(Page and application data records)
BEGIN

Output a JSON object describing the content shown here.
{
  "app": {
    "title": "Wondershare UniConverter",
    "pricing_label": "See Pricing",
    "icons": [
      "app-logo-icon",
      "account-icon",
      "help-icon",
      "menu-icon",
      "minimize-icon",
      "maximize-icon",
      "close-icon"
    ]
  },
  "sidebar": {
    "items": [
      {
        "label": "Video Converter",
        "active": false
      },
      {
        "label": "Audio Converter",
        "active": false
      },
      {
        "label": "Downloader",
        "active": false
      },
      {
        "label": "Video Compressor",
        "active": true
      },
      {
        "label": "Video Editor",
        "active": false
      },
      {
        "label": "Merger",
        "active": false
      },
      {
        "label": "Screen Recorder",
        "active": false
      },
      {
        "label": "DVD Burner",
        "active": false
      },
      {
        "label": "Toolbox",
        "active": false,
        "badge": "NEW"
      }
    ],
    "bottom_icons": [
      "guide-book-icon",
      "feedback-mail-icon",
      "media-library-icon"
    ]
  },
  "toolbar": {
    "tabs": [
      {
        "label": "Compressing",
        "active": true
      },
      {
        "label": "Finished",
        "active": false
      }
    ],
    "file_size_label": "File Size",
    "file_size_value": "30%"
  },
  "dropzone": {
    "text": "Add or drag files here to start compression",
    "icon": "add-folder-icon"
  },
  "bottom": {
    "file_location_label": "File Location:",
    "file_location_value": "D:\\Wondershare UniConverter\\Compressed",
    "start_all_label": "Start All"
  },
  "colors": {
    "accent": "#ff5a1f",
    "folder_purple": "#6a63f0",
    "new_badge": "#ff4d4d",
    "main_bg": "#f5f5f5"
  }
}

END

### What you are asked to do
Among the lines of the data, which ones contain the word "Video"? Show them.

### Answer below
        "label": "Video Converter",
        "label": "Video Compressor",
        "label": "Video Editor",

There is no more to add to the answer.